■ EXERCISE DIRECTIONS:
This exercise calls for an exact copy of the data below.

--*--

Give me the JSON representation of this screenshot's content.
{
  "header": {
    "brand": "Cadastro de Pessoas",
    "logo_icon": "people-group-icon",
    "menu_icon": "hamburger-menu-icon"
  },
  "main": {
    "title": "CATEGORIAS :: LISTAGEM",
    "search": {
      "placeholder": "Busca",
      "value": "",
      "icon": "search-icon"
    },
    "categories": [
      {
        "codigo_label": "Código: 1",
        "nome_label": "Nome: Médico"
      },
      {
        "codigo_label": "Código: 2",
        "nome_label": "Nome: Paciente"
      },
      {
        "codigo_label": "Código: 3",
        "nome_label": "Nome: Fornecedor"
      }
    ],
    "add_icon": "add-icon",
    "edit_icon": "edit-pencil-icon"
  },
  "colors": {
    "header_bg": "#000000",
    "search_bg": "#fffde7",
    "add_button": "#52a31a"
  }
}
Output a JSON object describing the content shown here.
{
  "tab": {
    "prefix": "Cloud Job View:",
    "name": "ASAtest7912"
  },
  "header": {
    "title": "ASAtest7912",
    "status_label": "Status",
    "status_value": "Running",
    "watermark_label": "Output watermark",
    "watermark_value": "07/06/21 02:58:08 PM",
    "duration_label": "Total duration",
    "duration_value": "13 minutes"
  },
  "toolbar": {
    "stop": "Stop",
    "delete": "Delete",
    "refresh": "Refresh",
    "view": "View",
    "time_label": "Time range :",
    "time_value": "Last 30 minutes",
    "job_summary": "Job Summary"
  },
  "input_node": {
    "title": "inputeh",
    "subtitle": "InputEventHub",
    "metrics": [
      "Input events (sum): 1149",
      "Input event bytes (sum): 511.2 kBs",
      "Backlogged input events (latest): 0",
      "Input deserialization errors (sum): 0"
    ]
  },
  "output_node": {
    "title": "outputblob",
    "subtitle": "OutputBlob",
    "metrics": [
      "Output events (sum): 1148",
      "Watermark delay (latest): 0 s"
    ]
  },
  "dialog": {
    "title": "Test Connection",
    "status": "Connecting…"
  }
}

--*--

■ SOLUTION:
Give me the JSON representation of this screenshot's content.
{
  "header": {
    "brand": "Cadastro de Pessoas",
    "logo_icon": "people-group-icon",
    "menu_icon": "hamburger-menu-icon"
  },
  "main": {
    "title": "CATEGORIAS :: LISTAGEM",
    "search": {
      "placeholder": "Busca",
      "value": "",
      "icon": "search-icon"
    },
    "categories": [
      {
        "codigo_label": "Código: 1",
        "nome_label": "Nome: Médico"
      },
      {
        "codigo_label": "Código: 2",
        "nome_label": "Nome: Paciente"
      },
      {
        "codigo_label": "Código: 3",
        "nome_label": "Nome: Fornecedor"
      }
    ],
    "add_icon": "add-icon",
    "edit_icon": "edit-pencil-icon"
  },
  "colors": {
    "header_bg": "#000000",
    "search_bg": "#fffde7",
    "add_button": "#52a31a"
  }
}
Output a JSON object describing the content shown here.
{
  "tab": {
    "prefix": "Cloud Job View:",
    "name": "ASAtest7912"
  },
  "header": {
    "title": "ASAtest7912",
    "status_label": "Status",
    "status_value": "Running",
    "watermark_label": "Output watermark",
    "watermark_value": "07/06/21 02:58:08 PM",
    "duration_label": "Total duration",
    "duration_value": "13 minutes"
  },
  "toolbar": {
    "stop": "Stop",
    "delete": "Delete",
    "refresh": "Refresh",
    "view": "View",
    "time_label": "Time range :",
    "time_value": "Last 30 minutes",
    "job_summary": "Job Summary"
  },
  "input_node": {
    "title": "inputeh",
    "subtitle": "InputEventHub",
    "metrics": [
      "Input events (sum): 1149",
      "Input event bytes (sum): 511.2 kBs",
      "Backlogged input events (latest): 0",
      "Input deserialization errors (sum): 0"
    ]
  },
  "output_node": {
    "title": "outputblob",
    "subtitle": "OutputBlob",
    "metrics": [
      "Output events (sum): 1148",
      "Watermark delay (latest): 0 s"
    ]
  },
  "dialog": {
    "title": "Test Connection",
    "status": "Connecting…"
  }
}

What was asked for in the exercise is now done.